CPU Registers

Registers are very high-speed storage areas located inside the CPU. After CPU gets the data and instructions from the cache or RAM, the data and instructions are moved to the registers for processing. Registers are manipulated directly by the control unit of CPU during instruction execution. That is why registers are often referred to as the CPU’s working memory. Since CPU uses registers for the processing of data, the number of registers in a CPU and the size of each register affect the power and speed of a CPU. The more the number of registers (ten to hundreds) and bigger the size of each register (8 bits to 64 bits), the better it is.
» Registers are high-speed storage areas within the CPU, but have the least storage capacity. Registers are not referenced by their address, but are directly accessed and manipulated by the CPU during instruction execution.
» Registers store data, instructions, addresses and intermediate results of processing. Registers are often referred to as the CPU’s working memory.
» The data and instructions that require processing must be brought in the registers of CPU before they can be processed. For example, if two numbers are to be added, both numbers are brought in the registers, added and the result is also placed in a register.
» Registers are used for different purposes, with each register serving a specific purpose.

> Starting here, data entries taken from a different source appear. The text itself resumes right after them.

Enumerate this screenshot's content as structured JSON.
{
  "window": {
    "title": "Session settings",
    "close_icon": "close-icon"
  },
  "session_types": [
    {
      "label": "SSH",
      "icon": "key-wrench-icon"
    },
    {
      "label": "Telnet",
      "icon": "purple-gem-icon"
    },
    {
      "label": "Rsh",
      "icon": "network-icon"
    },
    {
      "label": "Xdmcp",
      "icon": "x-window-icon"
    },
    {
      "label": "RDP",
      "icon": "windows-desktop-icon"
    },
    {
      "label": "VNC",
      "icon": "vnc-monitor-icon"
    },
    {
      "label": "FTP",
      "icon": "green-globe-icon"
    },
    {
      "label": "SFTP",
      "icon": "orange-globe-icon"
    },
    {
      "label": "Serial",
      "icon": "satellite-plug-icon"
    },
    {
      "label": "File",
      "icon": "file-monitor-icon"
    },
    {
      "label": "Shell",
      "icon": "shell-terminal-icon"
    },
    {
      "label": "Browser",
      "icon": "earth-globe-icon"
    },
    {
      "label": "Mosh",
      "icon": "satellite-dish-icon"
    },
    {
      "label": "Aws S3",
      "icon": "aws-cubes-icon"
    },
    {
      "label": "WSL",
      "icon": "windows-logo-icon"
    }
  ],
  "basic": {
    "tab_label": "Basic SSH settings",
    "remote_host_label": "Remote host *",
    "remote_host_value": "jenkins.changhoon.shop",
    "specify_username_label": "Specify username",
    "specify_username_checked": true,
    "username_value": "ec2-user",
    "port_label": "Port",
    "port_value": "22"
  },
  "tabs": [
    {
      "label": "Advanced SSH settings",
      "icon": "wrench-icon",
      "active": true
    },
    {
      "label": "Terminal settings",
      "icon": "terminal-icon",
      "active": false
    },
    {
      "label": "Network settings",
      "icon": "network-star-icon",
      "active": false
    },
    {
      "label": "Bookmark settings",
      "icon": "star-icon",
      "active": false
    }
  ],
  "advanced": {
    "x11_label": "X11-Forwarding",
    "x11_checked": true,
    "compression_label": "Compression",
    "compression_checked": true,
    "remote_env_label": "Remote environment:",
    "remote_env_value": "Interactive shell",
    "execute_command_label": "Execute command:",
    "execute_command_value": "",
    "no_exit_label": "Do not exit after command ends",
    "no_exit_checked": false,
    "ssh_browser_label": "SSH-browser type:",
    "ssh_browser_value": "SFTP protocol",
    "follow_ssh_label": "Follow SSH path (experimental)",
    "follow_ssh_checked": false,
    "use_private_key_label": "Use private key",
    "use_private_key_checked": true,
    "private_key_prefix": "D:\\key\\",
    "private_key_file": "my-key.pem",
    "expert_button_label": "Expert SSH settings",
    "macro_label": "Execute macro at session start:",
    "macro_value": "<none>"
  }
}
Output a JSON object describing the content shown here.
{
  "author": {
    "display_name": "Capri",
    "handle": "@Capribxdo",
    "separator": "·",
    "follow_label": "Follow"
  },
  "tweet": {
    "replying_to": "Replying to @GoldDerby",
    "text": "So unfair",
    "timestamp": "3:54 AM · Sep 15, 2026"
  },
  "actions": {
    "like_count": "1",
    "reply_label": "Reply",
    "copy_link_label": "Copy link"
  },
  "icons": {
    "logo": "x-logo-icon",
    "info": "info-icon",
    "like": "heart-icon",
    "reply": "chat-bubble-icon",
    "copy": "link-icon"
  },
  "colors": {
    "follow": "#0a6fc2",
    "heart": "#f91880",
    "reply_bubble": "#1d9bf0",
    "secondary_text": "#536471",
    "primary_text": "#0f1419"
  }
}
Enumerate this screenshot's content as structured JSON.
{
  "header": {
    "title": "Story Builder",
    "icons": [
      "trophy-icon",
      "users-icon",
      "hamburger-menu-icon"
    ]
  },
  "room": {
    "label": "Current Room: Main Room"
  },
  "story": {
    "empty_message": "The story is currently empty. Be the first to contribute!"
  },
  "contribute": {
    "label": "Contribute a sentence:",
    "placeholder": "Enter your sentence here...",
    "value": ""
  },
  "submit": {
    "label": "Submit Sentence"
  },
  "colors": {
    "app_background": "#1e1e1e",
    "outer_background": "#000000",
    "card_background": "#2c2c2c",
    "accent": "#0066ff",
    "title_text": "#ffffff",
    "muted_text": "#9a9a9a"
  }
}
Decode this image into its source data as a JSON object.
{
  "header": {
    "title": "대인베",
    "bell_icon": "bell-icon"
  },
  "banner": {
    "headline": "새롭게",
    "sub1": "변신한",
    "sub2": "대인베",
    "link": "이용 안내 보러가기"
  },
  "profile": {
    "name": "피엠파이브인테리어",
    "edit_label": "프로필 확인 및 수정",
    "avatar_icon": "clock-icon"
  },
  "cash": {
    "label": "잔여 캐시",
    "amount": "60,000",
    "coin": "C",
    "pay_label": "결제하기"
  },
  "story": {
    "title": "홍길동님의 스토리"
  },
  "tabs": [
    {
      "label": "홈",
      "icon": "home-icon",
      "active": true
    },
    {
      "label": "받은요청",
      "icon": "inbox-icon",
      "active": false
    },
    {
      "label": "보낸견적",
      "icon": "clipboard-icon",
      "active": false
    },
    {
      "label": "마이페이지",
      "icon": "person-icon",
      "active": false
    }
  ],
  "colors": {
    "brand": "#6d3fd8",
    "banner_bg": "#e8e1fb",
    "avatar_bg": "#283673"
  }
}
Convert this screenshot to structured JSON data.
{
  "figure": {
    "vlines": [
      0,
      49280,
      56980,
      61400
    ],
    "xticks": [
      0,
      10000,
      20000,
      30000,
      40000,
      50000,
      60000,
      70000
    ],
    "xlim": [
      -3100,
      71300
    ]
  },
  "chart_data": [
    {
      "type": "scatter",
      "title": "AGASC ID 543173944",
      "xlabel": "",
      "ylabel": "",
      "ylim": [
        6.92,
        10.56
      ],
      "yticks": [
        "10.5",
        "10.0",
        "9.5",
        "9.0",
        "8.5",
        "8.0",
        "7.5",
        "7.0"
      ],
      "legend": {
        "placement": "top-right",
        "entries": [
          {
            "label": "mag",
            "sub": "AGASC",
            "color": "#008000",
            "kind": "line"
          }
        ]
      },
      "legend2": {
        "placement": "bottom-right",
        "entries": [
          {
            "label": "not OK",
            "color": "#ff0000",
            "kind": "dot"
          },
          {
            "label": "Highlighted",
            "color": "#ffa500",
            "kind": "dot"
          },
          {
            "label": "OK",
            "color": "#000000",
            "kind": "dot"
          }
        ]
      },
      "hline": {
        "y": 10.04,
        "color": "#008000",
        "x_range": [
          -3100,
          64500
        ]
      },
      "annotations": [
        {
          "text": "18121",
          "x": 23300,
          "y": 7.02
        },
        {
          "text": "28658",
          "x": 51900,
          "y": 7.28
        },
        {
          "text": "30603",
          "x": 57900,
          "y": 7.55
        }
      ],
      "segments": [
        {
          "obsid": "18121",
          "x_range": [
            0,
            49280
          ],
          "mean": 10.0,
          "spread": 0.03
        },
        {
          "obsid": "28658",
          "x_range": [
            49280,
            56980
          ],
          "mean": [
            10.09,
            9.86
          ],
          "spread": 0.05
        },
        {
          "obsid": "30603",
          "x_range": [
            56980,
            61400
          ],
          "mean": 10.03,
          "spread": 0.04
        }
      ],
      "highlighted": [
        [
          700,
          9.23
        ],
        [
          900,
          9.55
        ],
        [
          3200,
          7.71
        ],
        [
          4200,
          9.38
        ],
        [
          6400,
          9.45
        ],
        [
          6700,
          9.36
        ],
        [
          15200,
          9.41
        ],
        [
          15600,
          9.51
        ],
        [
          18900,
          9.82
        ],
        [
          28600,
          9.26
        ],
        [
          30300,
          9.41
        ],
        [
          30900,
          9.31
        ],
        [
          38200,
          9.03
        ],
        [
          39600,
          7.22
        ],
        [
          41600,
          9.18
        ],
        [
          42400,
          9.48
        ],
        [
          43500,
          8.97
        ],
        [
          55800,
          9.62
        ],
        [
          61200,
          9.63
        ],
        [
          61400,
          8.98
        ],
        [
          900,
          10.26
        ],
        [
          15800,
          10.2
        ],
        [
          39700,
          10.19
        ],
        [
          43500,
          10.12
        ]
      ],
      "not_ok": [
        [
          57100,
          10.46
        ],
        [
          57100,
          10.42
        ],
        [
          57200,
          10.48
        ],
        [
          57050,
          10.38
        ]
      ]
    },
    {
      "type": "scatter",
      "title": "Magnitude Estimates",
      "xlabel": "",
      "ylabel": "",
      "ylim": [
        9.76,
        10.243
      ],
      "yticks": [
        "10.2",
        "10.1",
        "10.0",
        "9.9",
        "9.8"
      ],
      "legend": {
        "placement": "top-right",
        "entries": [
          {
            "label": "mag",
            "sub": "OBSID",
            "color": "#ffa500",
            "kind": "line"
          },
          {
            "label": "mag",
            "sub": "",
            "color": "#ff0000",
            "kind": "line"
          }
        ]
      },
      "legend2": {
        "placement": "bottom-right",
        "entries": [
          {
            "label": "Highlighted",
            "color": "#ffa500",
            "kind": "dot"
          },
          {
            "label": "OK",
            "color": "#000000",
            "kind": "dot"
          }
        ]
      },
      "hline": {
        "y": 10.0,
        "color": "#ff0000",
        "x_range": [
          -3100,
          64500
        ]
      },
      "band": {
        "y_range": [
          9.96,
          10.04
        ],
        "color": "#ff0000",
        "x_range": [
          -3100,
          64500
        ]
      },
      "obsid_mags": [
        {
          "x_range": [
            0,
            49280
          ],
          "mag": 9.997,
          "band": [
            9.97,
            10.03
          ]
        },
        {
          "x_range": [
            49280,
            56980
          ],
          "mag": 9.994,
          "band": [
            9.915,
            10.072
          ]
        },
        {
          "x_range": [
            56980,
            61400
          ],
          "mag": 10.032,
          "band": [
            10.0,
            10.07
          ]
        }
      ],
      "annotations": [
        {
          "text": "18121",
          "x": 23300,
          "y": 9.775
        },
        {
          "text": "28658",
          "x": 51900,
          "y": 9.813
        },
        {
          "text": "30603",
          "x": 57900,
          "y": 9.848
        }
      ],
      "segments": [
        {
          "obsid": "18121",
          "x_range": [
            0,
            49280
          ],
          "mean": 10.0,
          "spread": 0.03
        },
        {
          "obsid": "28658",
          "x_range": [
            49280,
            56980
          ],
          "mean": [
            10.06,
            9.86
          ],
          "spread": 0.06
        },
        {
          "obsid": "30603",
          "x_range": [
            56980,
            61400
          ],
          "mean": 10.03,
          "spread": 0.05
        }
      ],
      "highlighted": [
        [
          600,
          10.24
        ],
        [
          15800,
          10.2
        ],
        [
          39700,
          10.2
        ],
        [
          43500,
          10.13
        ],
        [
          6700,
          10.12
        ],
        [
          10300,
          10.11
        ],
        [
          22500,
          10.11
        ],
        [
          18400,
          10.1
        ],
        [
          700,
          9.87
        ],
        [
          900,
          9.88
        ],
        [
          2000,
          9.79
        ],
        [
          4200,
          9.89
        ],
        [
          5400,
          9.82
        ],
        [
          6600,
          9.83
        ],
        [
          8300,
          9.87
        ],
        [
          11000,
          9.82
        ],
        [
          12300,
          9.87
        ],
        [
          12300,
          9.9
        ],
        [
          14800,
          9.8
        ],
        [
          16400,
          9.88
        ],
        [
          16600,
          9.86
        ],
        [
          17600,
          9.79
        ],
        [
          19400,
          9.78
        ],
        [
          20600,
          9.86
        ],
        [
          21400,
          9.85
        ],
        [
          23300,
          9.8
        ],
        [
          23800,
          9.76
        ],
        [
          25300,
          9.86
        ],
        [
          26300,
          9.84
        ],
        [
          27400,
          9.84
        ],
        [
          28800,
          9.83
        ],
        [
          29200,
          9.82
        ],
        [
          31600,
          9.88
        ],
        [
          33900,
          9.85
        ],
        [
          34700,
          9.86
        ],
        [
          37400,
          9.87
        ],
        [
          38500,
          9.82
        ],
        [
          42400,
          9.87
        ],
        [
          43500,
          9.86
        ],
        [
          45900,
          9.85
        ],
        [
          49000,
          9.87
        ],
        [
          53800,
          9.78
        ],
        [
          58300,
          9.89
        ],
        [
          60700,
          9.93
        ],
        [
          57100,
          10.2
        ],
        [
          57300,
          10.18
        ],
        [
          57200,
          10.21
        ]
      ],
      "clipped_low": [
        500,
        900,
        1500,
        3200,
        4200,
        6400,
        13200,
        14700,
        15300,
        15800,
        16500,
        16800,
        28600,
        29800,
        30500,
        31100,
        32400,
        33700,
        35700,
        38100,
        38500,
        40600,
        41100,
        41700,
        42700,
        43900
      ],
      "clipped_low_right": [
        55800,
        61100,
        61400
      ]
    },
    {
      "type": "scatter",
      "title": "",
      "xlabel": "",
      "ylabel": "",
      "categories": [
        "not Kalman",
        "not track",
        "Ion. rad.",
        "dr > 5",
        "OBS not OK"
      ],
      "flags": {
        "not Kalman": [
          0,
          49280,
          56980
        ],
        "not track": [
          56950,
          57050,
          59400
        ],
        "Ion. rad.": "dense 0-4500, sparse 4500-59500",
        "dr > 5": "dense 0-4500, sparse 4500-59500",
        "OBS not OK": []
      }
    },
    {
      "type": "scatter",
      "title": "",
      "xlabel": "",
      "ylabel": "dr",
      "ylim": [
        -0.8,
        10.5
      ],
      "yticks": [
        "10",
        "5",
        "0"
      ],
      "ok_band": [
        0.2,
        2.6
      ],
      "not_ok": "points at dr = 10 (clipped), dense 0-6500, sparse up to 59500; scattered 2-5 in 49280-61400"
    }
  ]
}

Some of the important registers in CPU are as follows —

• Accumulator (ACC) stores the result of arithmetic and logic operations.
• Instruction Register (IR) contains the current instruction most recently fetched.
• Program Counter (PC) contains the address of next instruction to be processed.
• Memory Address Register (MAR) contains the address of next location in the memory to be accessed.
• Memory Buffer Register (MBR) temporarily stores data from memory or the data to be sent to memory.
• Data Register (DR) stores the operands and any other data.

» The number of registers and the size of each (number of bits) register in a CPU helps to determine the power and the speed of a CPU.
» The overall number of registers can vary from about ten to many hundreds, depending on the type and complexity of the processor.
» The size of register, also called word size, indicates the amount of data with which the computer can work at any given time. The bigger the size, the more quickly it can process data. The size of a register may be 8, 16, 32 or 64 bits. For example, a 32–bit CPU is one in which each register is 32 bits wide and its CPU can manipulate 32 bits of data at a time. Nowadays, PCs have 32–bit or 64–bit registers.
» 32-bit processor and 64-bit processor are the terms used to refer to the size of the registers. Other factors remaining the same, a 64-bit processor can process the data twice as fast as one with 32-bit processor.